Description of the task: The answer is every record that follows, printed exactly.

Supplied records:
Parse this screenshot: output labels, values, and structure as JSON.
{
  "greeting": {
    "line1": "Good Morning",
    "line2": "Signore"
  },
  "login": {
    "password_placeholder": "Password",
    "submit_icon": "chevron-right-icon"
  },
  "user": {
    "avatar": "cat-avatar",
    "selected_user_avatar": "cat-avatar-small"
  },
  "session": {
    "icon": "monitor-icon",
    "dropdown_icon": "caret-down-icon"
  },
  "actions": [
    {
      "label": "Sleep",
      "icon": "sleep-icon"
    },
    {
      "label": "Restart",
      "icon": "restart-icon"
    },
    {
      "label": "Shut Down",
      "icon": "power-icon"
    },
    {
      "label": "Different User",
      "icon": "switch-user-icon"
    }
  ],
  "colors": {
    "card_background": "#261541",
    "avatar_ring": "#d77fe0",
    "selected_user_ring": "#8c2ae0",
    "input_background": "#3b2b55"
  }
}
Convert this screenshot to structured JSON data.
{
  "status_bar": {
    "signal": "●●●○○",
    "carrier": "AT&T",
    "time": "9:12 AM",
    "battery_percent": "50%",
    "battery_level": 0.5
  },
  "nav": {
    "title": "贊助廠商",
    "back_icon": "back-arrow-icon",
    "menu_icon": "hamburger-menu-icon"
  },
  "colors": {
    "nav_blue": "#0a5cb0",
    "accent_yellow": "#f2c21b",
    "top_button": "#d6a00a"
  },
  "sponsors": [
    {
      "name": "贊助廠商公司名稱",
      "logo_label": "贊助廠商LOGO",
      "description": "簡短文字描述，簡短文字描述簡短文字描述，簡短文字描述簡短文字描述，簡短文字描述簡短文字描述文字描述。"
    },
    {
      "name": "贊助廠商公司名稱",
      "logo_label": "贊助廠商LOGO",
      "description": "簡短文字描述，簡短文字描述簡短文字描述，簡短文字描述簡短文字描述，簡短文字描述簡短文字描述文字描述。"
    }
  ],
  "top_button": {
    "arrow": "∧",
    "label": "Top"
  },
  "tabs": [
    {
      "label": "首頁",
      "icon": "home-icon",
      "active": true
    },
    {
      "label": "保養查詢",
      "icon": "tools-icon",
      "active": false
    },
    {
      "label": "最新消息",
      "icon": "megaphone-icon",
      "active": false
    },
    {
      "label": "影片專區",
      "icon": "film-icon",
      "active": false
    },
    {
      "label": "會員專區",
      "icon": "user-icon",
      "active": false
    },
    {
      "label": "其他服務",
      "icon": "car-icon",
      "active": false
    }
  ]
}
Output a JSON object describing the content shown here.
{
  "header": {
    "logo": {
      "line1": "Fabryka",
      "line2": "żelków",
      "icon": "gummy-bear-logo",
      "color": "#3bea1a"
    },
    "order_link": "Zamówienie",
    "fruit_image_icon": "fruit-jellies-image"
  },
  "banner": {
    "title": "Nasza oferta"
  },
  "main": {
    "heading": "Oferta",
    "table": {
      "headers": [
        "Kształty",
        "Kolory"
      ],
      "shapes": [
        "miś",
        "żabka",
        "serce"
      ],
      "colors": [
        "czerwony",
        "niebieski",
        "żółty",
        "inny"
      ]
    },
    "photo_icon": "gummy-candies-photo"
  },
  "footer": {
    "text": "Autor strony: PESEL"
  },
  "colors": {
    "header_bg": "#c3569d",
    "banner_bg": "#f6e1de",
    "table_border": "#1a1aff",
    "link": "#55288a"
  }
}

Exercise result:
Parse this screenshot: output labels, values, and structure as JSON.
{
  "greeting": {
    "line1": "Good Morning",
    "line2": "Signore"
  },
  "login": {
    "password_placeholder": "Password",
    "submit_icon": "chevron-right-icon"
  },
  "user": {
    "avatar": "cat-avatar",
    "selected_user_avatar": "cat-avatar-small"
  },
  "session": {
    "icon": "monitor-icon",
    "dropdown_icon": "caret-down-icon"
  },
  "actions": [
    {
      "label": "Sleep",
      "icon": "sleep-icon"
    },
    {
      "label": "Restart",
      "icon": "restart-icon"
    },
    {
      "label": "Shut Down",
      "icon": "power-icon"
    },
    {
      "label": "Different User",
      "icon": "switch-user-icon"
    }
  ],
  "colors": {
    "card_background": "#261541",
    "avatar_ring": "#d77fe0",
    "selected_user_ring": "#8c2ae0",
    "input_background": "#3b2b55"
  }
}
Convert this screenshot to structured JSON data.
{
  "status_bar": {
    "signal": "●●●○○",
    "carrier": "AT&T",
    "time": "9:12 AM",
    "battery_percent": "50%",
    "battery_level": 0.5
  },
  "nav": {
    "title": "贊助廠商",
    "back_icon": "back-arrow-icon",
    "menu_icon": "hamburger-menu-icon"
  },
  "colors": {
    "nav_blue": "#0a5cb0",
    "accent_yellow": "#f2c21b",
    "top_button": "#d6a00a"
  },
  "sponsors": [
    {
      "name": "贊助廠商公司名稱",
      "logo_label": "贊助廠商LOGO",
      "description": "簡短文字描述，簡短文字描述簡短文字描述，簡短文字描述簡短文字描述，簡短文字描述簡短文字描述文字描述。"
    },
    {
      "name": "贊助廠商公司名稱",
      "logo_label": "贊助廠商LOGO",
      "description": "簡短文字描述，簡短文字描述簡短文字描述，簡短文字描述簡短文字描述，簡短文字描述簡短文字描述文字描述。"
    }
  ],
  "top_button": {
    "arrow": "∧",
    "label": "Top"
  },
  "tabs": [
    {
      "label": "首頁",
      "icon": "home-icon",
      "active": true
    },
    {
      "label": "保養查詢",
      "icon": "tools-icon",
      "active": false
    },
    {
      "label": "最新消息",
      "icon": "megaphone-icon",
      "active": false
    },
    {
      "label": "影片專區",
      "icon": "film-icon",
      "active": false
    },
    {
      "label": "會員專區",
      "icon": "user-icon",
      "active": false
    },
    {
      "label": "其他服務",
      "icon": "car-icon",
      "active": false
    }
  ]
}
Output a JSON object describing the content shown here.
{
  "header": {
    "logo": {
      "line1": "Fabryka",
      "line2": "żelków",
      "icon": "gummy-bear-logo",
      "color": "#3bea1a"
    },
    "order_link": "Zamówienie",
    "fruit_image_icon": "fruit-jellies-image"
  },
  "banner": {
    "title": "Nasza oferta"
  },
  "main": {
    "heading": "Oferta",
    "table": {
      "headers": [
        "Kształty",
        "Kolory"
      ],
      "shapes": [
        "miś",
        "żabka",
        "serce"
      ],
      "colors": [
        "czerwony",
        "niebieski",
        "żółty",
        "inny"
      ]
    },
    "photo_icon": "gummy-candies-photo"
  },
  "footer": {
    "text": "Autor strony: PESEL"
  },
  "colors": {
    "header_bg": "#c3569d",
    "banner_bg": "#f6e1de",
    "table_border": "#1a1aff",
    "link": "#55288a"
  }
}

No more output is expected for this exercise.